Your goal: Scan the listing below for the word "JSON" and state how many lines hold it. Write nothing but the number.

Material for the task:
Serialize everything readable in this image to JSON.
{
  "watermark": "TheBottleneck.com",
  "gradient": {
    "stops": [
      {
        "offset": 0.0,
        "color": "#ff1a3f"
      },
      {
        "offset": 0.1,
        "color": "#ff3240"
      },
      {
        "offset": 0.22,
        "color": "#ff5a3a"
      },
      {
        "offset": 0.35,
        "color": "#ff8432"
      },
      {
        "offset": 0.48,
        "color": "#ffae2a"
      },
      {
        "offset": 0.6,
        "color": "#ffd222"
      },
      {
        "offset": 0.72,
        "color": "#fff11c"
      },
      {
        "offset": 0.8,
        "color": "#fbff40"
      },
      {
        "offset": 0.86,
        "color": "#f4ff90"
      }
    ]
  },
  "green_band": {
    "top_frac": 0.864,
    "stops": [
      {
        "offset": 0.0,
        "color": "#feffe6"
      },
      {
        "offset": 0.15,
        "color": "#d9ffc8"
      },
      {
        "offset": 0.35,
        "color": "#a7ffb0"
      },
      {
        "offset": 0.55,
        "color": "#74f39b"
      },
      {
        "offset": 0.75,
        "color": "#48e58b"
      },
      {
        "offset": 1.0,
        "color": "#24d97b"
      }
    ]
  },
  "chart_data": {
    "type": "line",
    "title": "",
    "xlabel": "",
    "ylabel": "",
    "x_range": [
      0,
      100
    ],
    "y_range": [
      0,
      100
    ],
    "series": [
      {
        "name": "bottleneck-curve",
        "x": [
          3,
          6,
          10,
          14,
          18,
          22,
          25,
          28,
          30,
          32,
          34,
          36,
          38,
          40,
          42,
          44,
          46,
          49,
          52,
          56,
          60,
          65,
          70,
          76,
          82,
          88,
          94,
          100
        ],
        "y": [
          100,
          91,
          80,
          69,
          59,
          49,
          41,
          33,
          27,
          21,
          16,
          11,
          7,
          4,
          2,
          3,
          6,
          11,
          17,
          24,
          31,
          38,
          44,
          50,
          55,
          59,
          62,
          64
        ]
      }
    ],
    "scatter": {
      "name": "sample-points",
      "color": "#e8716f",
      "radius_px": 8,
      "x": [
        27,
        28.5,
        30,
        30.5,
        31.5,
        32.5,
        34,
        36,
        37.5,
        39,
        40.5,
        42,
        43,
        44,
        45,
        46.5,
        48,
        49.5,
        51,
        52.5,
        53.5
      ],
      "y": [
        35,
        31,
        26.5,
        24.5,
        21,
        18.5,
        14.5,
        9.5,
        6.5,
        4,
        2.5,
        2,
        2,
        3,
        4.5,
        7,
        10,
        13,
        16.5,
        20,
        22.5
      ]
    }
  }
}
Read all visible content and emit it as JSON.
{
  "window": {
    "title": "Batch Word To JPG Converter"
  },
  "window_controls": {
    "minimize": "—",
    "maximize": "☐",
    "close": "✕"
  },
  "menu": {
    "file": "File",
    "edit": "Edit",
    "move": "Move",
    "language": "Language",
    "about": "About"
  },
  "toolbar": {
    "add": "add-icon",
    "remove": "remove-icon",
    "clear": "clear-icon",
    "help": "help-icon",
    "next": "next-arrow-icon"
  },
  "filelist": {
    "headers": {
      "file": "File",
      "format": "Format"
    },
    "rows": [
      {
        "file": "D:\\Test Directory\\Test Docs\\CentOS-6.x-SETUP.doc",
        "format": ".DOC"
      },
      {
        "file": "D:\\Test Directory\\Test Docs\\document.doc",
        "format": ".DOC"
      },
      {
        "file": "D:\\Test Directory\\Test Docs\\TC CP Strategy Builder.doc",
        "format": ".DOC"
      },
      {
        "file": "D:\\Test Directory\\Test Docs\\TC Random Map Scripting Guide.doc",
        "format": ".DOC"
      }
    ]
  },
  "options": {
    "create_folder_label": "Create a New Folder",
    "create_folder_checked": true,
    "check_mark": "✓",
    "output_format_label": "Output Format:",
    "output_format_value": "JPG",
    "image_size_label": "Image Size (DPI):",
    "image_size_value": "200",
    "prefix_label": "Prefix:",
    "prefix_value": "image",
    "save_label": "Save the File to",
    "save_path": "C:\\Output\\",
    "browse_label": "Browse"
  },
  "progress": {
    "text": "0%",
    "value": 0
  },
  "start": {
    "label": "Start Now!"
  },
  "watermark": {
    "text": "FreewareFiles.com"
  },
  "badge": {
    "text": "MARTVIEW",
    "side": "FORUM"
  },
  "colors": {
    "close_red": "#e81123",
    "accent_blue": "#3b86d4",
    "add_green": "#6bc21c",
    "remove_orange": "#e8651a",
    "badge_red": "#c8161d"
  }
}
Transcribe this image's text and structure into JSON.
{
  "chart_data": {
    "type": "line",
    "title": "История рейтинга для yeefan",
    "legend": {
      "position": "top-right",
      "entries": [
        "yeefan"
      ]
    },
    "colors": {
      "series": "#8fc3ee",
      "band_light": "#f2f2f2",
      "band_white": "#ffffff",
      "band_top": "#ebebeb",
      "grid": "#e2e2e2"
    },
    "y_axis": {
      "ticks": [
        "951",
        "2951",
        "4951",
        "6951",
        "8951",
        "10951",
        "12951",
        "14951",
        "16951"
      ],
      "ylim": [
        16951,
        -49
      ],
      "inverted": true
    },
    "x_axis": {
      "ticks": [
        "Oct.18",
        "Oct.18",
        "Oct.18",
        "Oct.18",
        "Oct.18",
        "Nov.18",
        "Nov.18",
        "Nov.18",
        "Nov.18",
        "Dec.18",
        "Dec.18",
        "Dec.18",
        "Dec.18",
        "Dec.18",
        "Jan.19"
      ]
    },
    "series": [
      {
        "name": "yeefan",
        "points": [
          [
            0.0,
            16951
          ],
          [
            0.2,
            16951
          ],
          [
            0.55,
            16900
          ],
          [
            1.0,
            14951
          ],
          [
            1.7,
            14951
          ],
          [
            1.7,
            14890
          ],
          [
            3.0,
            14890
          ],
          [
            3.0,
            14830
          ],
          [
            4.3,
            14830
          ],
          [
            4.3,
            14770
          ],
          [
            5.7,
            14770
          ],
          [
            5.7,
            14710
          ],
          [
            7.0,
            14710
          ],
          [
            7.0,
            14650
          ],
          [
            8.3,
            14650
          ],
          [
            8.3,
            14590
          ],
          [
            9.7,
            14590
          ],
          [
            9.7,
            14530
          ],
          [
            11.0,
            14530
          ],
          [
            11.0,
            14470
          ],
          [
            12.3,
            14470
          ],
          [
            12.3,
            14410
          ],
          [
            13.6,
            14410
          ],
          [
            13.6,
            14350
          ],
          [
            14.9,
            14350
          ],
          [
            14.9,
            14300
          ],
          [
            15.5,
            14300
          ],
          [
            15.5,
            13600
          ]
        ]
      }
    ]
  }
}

Exercise result: 3